Raising a teen is tricky. You have a young person who is your child, but not a kid anymore, yet at the same time not a grown-up either. Your teen seems to be stuck in a space between dependency and autonomy. At times, this space becomes a source of frustration for everyone involved.
Also, when a teen makes a mistake, it seems to have more serious consequences than it had a few years earlier. As a parent, you often feel like you are losing your mind, stranded between the role of a friend and a dictator. It’s like seeing a younger version of your former foolish self.
Even though we can’t change our teenager, we still need to teach them discipline and set clear rules. That’s why we resort to the power of punishment. Yet this method can have serious consequences on our child’s self-esteem and can even lead to shame and social isolation.
How can we parent our teens in a way that they take responsibility for the consequences of their behavior and attitudes without suffering the negative consequences of punishment?
Fortunately, most teens are capable of being reasonable if approached in the right way.
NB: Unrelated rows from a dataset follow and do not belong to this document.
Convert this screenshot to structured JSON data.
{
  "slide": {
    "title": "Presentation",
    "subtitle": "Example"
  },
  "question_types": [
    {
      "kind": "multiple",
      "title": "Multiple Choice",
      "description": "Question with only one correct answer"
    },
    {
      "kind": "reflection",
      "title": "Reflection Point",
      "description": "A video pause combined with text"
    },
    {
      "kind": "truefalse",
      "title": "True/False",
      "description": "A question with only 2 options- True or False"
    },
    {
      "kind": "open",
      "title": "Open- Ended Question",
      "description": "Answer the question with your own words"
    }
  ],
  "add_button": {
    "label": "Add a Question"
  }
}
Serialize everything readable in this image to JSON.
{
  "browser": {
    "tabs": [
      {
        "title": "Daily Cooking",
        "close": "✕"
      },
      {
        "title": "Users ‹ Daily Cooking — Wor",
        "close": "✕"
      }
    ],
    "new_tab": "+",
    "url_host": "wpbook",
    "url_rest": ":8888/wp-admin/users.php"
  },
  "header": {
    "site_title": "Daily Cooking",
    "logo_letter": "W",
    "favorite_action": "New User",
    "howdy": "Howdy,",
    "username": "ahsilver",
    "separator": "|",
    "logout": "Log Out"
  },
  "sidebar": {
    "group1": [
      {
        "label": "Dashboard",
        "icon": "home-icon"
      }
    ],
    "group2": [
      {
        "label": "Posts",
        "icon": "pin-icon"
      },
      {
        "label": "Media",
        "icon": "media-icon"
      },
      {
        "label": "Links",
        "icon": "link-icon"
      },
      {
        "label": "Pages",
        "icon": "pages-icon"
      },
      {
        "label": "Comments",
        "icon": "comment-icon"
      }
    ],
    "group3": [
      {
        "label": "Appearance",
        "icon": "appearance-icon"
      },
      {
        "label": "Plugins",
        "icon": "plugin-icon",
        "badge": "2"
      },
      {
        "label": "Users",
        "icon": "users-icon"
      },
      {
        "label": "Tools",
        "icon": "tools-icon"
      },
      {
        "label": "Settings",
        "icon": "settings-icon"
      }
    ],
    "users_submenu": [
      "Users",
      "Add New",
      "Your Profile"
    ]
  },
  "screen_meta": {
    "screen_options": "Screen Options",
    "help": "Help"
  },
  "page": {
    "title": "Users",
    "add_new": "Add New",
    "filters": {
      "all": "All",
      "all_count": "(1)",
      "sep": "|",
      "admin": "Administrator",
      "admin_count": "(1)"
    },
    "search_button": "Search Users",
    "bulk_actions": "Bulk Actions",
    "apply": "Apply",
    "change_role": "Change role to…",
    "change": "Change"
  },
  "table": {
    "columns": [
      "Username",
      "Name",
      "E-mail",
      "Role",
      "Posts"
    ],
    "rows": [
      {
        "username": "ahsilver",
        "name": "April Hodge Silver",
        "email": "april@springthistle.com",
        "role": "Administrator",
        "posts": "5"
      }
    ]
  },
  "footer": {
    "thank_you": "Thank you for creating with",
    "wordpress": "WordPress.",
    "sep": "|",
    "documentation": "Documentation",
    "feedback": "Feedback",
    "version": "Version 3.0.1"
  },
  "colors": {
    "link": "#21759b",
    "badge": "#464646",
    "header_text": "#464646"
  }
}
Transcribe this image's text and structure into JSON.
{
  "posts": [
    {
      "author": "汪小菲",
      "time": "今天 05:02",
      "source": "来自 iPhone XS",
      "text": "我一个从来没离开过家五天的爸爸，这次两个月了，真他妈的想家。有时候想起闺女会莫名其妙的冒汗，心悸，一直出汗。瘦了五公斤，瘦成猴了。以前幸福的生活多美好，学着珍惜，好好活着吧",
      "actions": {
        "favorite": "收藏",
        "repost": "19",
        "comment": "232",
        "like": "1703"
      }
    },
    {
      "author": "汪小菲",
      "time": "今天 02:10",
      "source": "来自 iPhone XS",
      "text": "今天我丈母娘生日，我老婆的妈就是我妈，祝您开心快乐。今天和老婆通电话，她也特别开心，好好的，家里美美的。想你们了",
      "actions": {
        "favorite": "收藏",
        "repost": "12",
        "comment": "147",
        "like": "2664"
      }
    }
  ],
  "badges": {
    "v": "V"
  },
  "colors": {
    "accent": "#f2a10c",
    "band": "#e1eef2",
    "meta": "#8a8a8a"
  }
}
Once you learn basic effective communication techniques and apply them in conversations with your teen, you’ll find that discussing, negotiating, and reevaluating becomes possible. You’ll be able to offer understanding but also expect to receive back recognition and empathy.
Here are several legitimate options that will support your positive parenting skills and help you avoid the pain of punishment:
1. Allow redemption. Teens are often well aware of their mistakes. Giving them a chance to right their wrongs is often more effective than depriving them of their favorite things.
- Make a deal with them to do extra chores, community work, or to pay for something they’ve broken. This will give them a sense of justice and teach them about consequences and responsibility.
2. Come to an agreement. If you prefer to ground your teenager, it’s important for you both to be on the same page. They have to know and agree on the consequences for their mistakes.
- Having well-defined rules for behavior is not the equivalent to being strict. Talk to your teen and let them know what you expect from them and why. Listen to their opinion on the matter. Healthy boundaries need to exist.
- When you ground your teen, limit only one aspect of their life. Minimizing is better than full deprivation. You don’t want to affect their social life or self-esteem.
- If you leave your child grounded for too long, the link between a penalty and bad behavior becomes blurry. Discuss grounding in terms of days, rather than weeks. One week is usually sufficient.
3. Allow natural consequences. Let your teen learn from their experience. Let them face the consequences that follow the unwanted behavior instead of punishing them.
- If they don’t study and end up having a bad grade, let them go through it. If they don’t do the laundry, don’t step in and do it for them, but let them end up not having anything to wear.
- However, be sure to talk about these experiences once they face them and show understanding of their emotions that follow.
4. Enhance your relationship. If your teenager is misbehaving, it’s healthy to ask yourself if something in your current relationship with your teen might be triggering this behavior. You may find that lately you’ve been judgmental, distant, or perhaps intruding and over-protective.
- Talk, listen, and be present. Make time for your teen’s problems, no matter how ridiculous they seem at times. Support your child to take responsibility for their actions but avoid placing blame.
Parenting is an ever-evolving process. As your child grows, you’ll need to change and adjust your parenting tactics. During teenage years, the challenge reaches its peak as they might feel like they’re all alone against the world.
Wouldn’t it be great to show that you are standing by their side?